• _WORK TO COMPLETE_
Please find the lines in the entries below that contain the word "title", and copy each one.

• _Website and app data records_

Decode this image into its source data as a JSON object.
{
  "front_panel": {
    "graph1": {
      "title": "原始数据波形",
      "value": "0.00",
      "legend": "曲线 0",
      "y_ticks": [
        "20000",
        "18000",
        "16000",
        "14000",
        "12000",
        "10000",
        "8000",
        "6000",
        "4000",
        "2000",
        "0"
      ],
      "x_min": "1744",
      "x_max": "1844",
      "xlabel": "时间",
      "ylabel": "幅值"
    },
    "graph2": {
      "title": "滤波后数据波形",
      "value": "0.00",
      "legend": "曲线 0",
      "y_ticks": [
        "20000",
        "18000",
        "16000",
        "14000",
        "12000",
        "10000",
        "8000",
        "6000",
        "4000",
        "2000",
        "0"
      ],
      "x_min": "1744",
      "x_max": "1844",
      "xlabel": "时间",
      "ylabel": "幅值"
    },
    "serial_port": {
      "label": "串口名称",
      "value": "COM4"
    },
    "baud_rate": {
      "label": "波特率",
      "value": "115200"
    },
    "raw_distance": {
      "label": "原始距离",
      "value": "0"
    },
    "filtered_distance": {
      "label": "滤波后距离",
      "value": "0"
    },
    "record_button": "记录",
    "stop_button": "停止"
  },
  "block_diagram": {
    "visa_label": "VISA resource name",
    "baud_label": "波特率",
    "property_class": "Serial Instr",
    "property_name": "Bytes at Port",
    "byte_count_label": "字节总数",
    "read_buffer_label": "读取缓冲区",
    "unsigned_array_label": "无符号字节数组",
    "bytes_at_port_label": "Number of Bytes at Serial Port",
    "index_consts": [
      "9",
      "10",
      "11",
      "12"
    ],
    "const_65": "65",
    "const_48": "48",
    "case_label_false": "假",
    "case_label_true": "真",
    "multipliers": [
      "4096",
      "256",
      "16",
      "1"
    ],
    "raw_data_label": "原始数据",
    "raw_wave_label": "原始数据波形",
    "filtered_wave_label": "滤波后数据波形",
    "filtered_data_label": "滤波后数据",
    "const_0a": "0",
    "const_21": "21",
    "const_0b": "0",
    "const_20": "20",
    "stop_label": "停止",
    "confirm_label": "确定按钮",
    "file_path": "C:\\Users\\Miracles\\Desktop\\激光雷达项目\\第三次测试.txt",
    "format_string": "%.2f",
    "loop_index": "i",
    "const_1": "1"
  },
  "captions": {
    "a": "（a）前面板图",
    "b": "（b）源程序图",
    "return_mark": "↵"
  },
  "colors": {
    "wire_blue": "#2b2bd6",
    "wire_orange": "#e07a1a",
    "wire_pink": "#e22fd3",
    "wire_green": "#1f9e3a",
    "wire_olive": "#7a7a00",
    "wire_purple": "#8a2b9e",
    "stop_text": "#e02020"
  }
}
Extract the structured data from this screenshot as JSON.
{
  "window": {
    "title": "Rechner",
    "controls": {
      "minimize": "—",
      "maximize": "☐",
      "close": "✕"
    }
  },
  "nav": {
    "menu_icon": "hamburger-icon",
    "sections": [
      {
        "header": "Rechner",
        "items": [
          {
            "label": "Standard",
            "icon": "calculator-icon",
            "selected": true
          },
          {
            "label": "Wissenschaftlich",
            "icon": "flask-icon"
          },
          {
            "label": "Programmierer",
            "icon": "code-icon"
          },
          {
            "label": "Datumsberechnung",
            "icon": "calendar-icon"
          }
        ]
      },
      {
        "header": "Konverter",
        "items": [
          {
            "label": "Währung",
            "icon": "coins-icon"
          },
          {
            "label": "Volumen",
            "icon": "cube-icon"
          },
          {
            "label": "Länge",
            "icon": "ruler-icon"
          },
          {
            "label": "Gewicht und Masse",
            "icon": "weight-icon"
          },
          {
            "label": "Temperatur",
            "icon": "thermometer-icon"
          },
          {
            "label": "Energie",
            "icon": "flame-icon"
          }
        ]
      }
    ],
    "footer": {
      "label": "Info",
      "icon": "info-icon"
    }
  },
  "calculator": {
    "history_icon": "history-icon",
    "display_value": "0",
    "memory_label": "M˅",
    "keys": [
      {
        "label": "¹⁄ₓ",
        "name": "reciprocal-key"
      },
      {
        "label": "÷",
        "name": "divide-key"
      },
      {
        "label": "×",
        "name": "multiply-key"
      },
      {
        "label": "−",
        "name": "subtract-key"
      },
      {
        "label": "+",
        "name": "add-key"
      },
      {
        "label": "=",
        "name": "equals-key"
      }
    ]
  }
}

• _SOLUTION FOR THIS TASK_
      "title": "原始数据波形",
      "title": "滤波后数据波形",
    "title": "Rechner",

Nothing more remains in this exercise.